Every single entry below should be reproduced verbatim.

+++ LISTED RECORDS +++

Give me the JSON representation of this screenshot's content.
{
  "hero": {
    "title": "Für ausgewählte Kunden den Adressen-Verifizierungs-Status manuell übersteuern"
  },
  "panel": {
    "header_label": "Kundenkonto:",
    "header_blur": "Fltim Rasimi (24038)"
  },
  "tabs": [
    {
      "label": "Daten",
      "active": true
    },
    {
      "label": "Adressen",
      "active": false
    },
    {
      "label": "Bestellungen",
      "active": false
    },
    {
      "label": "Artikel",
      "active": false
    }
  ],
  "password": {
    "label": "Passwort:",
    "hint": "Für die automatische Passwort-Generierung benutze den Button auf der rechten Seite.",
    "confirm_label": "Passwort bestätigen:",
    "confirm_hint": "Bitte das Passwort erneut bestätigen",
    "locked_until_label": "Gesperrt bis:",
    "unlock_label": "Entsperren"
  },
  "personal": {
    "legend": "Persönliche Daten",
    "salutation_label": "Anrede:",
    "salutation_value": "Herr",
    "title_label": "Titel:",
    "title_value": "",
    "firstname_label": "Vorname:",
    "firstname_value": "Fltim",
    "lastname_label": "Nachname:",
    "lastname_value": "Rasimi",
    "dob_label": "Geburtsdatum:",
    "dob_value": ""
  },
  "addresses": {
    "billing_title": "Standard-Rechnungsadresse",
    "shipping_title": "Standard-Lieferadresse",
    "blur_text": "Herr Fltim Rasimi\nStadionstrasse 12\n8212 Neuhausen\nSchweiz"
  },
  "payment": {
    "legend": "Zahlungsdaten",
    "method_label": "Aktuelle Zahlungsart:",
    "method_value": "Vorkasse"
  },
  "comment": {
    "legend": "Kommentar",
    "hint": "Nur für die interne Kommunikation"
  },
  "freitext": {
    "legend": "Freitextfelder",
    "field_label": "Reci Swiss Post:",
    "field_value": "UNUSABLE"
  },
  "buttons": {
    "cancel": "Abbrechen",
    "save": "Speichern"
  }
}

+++

» WRITTEN SOLUTION
Give me the JSON representation of this screenshot's content.
{
  "hero": {
    "title": "Für ausgewählte Kunden den Adressen-Verifizierungs-Status manuell übersteuern"
  },
  "panel": {
    "header_label": "Kundenkonto:",
    "header_blur": "Fltim Rasimi (24038)"
  },
  "tabs": [
    {
      "label": "Daten",
      "active": true
    },
    {
      "label": "Adressen",
      "active": false
    },
    {
      "label": "Bestellungen",
      "active": false
    },
    {
      "label": "Artikel",
      "active": false
    }
  ],
  "password": {
    "label": "Passwort:",
    "hint": "Für die automatische Passwort-Generierung benutze den Button auf der rechten Seite.",
    "confirm_label": "Passwort bestätigen:",
    "confirm_hint": "Bitte das Passwort erneut bestätigen",
    "locked_until_label": "Gesperrt bis:",
    "unlock_label": "Entsperren"
  },
  "personal": {
    "legend": "Persönliche Daten",
    "salutation_label": "Anrede:",
    "salutation_value": "Herr",
    "title_label": "Titel:",
    "title_value": "",
    "firstname_label": "Vorname:",
    "firstname_value": "Fltim",
    "lastname_label": "Nachname:",
    "lastname_value": "Rasimi",
    "dob_label": "Geburtsdatum:",
    "dob_value": ""
  },
  "addresses": {
    "billing_title": "Standard-Rechnungsadresse",
    "shipping_title": "Standard-Lieferadresse",
    "blur_text": "Herr Fltim Rasimi\nStadionstrasse 12\n8212 Neuhausen\nSchweiz"
  },
  "payment": {
    "legend": "Zahlungsdaten",
    "method_label": "Aktuelle Zahlungsart:",
    "method_value": "Vorkasse"
  },
  "comment": {
    "legend": "Kommentar",
    "hint": "Nur für die interne Kommunikation"
  },
  "freitext": {
    "legend": "Freitextfelder",
    "field_label": "Reci Swiss Post:",
    "field_value": "UNUSABLE"
  },
  "buttons": {
    "cancel": "Abbrechen",
    "save": "Speichern"
  }
}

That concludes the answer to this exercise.